#### DATA PROVIDED

----

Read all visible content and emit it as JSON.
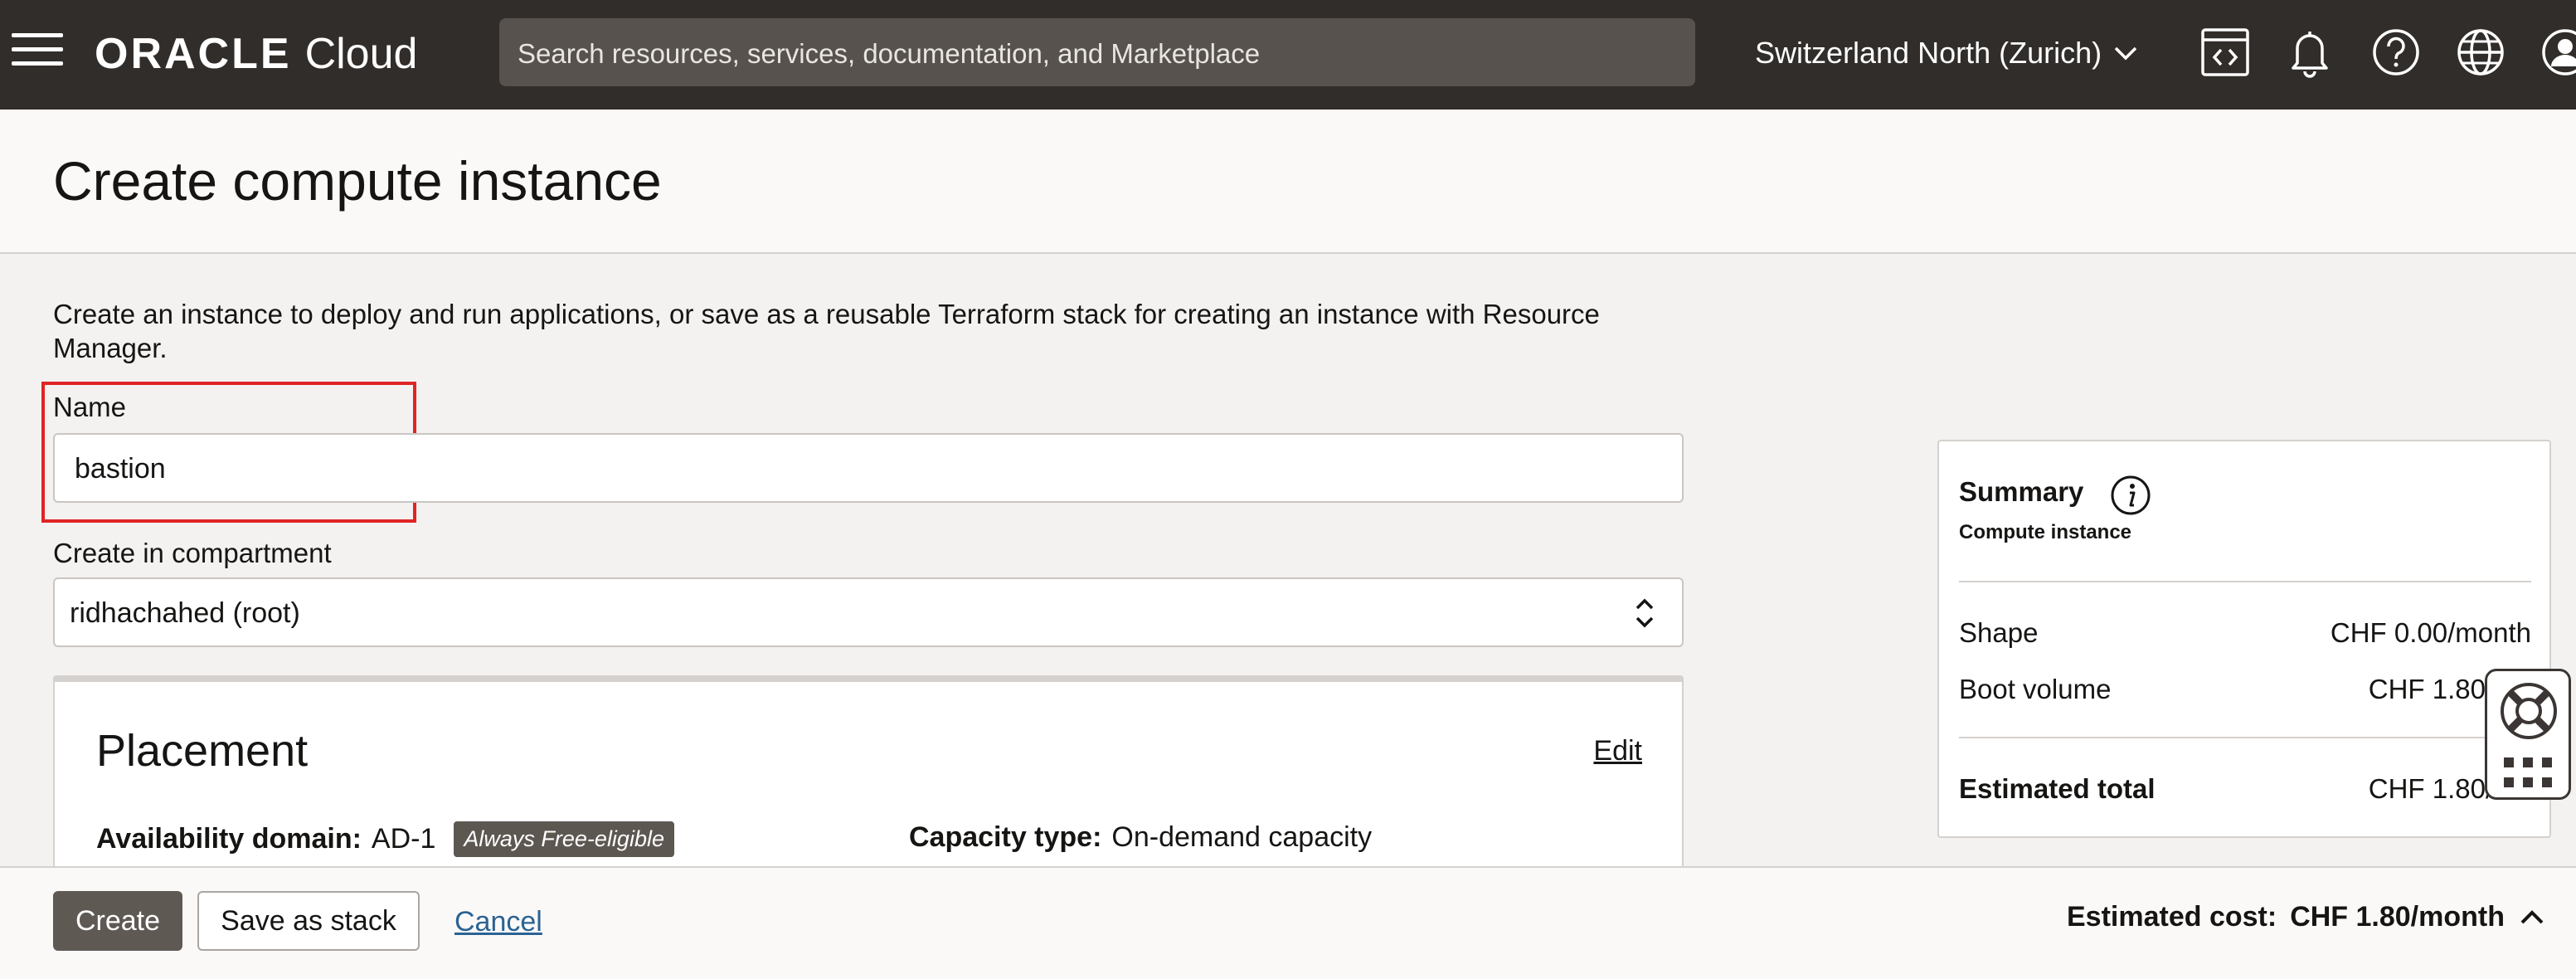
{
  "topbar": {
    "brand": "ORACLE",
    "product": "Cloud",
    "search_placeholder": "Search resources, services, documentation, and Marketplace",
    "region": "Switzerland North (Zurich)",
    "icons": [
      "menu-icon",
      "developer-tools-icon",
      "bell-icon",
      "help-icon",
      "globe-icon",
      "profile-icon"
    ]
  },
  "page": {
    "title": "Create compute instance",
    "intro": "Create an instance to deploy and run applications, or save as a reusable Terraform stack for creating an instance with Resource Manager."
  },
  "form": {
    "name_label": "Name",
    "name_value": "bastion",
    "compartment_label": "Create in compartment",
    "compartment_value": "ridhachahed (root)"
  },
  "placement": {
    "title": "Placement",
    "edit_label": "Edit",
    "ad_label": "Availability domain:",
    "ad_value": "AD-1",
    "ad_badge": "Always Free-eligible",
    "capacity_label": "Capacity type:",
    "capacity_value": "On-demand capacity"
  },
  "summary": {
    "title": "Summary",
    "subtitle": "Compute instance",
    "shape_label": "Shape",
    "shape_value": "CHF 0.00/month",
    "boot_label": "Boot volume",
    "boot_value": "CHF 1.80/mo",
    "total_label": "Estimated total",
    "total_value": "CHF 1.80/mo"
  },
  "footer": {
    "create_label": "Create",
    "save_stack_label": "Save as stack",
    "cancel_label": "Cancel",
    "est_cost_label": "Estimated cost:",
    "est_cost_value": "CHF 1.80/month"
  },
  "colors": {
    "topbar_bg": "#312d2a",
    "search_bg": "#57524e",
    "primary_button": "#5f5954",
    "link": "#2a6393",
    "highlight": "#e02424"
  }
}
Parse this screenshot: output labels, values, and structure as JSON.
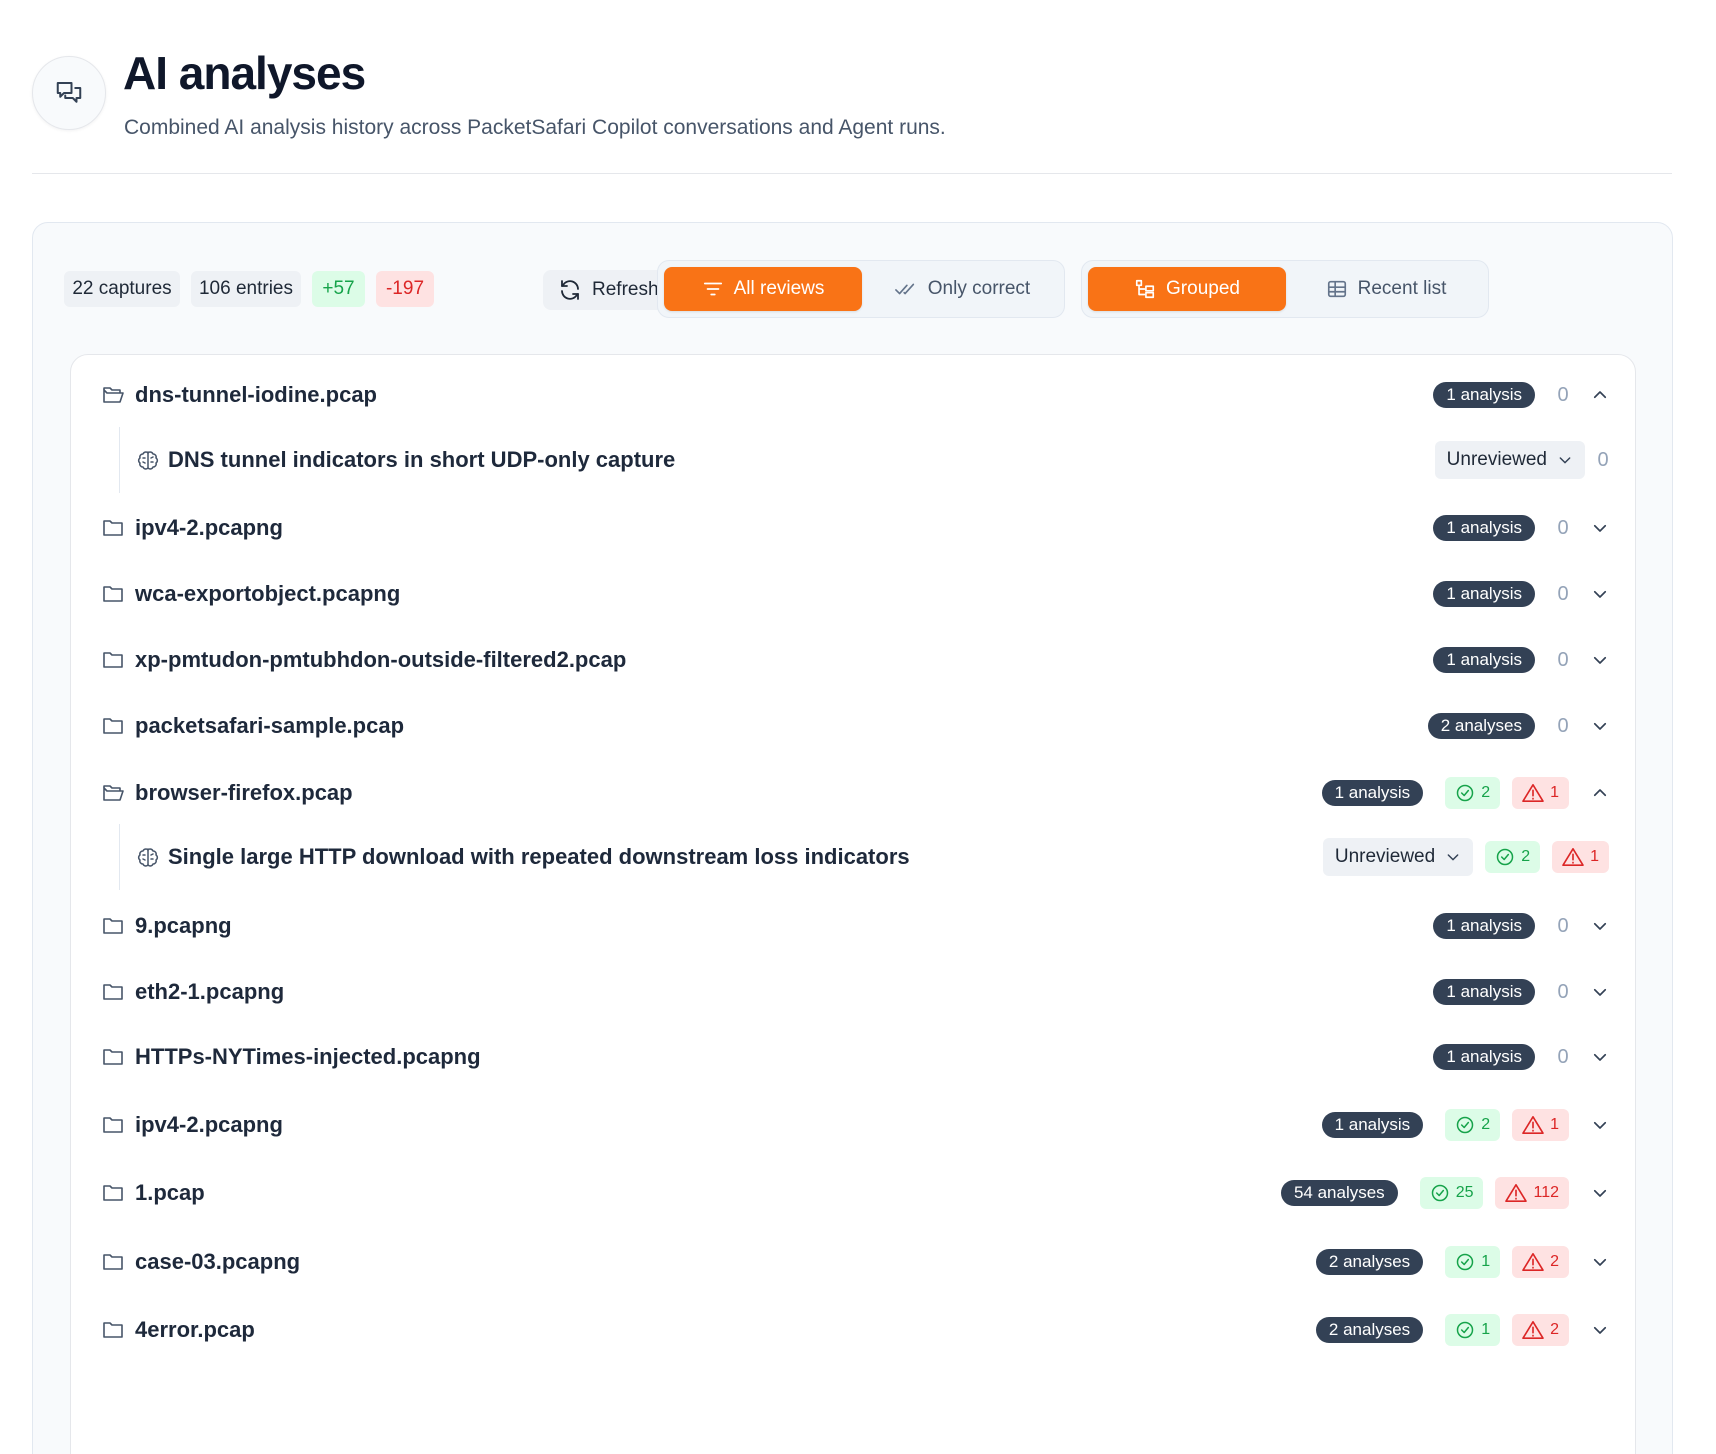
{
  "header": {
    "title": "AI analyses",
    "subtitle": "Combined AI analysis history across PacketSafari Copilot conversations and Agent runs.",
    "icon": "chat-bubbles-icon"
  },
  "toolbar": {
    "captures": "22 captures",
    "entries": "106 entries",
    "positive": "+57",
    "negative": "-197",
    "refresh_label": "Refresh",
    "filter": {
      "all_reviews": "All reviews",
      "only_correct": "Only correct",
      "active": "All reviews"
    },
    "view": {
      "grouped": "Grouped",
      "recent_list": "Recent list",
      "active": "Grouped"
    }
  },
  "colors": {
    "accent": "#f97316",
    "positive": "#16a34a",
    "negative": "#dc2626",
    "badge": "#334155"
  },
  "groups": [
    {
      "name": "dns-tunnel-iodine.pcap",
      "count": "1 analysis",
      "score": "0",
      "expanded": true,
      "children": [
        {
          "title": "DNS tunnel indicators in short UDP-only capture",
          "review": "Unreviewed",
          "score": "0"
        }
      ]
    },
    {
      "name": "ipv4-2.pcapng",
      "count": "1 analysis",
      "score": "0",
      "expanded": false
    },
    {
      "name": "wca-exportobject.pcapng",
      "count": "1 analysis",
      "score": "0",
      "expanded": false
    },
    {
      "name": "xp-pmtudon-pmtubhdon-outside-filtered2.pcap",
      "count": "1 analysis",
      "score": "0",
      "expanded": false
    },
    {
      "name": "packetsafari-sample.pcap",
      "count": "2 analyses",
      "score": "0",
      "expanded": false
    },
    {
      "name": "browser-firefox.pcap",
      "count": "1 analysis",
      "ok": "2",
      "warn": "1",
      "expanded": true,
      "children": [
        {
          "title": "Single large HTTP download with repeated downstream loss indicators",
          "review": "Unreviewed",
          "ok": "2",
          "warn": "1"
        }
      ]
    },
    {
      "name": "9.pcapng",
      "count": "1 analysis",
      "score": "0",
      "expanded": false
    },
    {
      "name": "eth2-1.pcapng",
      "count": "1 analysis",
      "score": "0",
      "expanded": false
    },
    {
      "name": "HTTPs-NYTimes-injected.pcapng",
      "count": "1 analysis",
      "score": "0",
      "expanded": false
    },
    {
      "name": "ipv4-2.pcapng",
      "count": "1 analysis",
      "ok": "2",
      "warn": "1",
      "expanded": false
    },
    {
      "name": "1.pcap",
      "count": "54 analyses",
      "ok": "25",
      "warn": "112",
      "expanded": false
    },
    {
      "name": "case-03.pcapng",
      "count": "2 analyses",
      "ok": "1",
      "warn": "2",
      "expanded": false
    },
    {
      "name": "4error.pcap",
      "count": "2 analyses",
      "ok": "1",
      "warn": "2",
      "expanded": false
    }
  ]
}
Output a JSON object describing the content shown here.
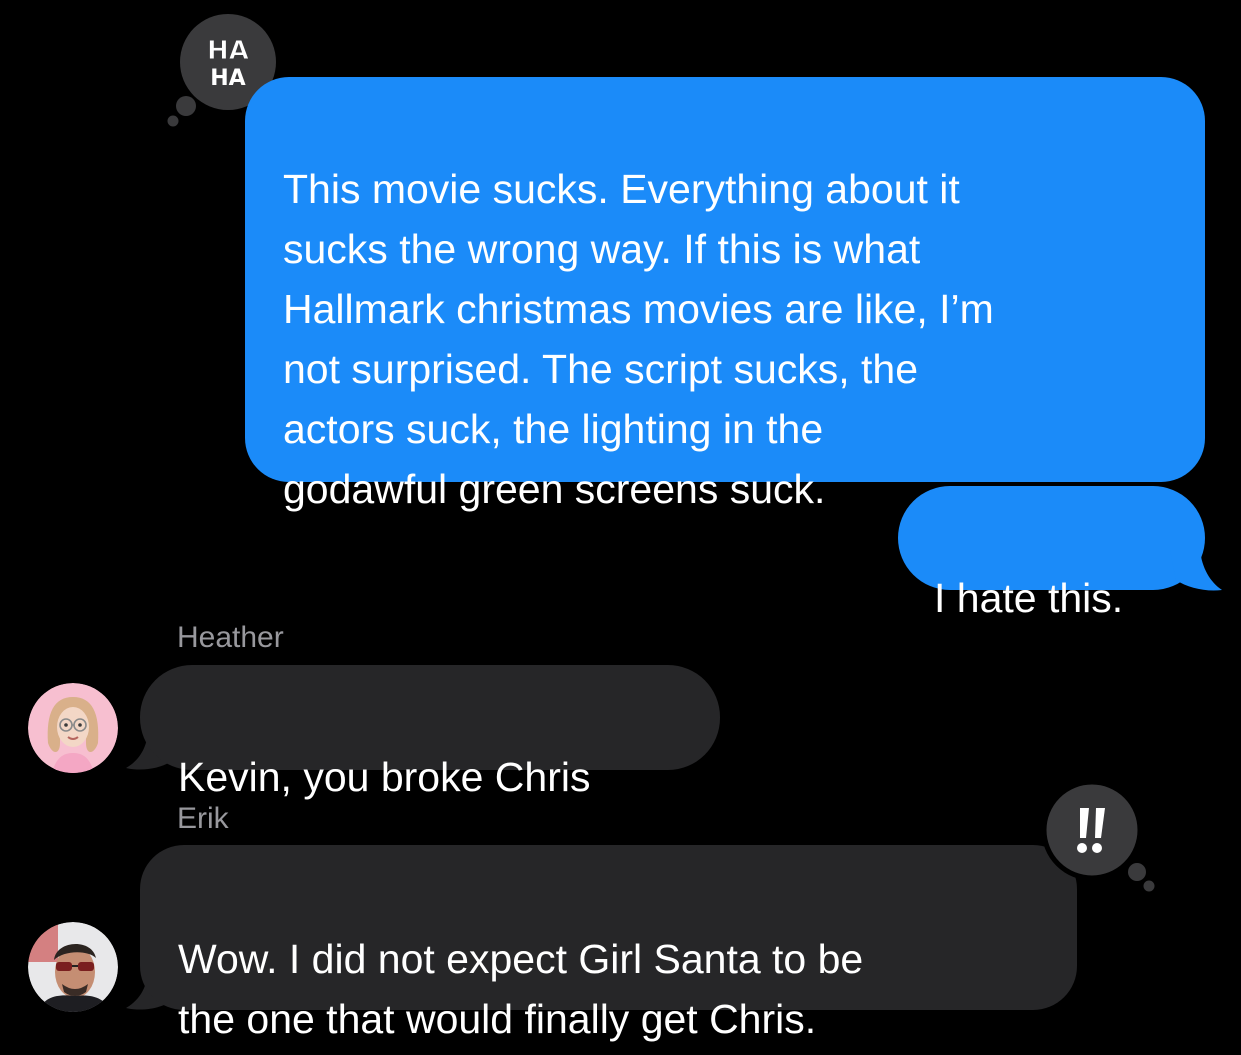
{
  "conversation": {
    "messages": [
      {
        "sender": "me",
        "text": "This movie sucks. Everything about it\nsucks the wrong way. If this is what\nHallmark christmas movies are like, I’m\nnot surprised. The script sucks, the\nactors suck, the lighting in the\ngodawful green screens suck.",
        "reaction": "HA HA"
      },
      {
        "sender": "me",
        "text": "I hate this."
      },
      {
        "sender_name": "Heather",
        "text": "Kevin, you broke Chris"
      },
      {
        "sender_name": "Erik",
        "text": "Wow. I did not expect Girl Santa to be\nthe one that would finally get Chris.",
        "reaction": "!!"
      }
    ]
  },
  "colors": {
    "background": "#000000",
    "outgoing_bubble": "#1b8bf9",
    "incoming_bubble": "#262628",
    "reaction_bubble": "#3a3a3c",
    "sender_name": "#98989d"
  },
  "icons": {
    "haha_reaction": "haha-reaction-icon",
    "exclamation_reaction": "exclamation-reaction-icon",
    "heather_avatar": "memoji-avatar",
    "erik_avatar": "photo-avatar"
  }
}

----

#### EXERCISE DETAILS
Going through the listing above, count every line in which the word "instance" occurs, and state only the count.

#### FINISHED EXERCISE
3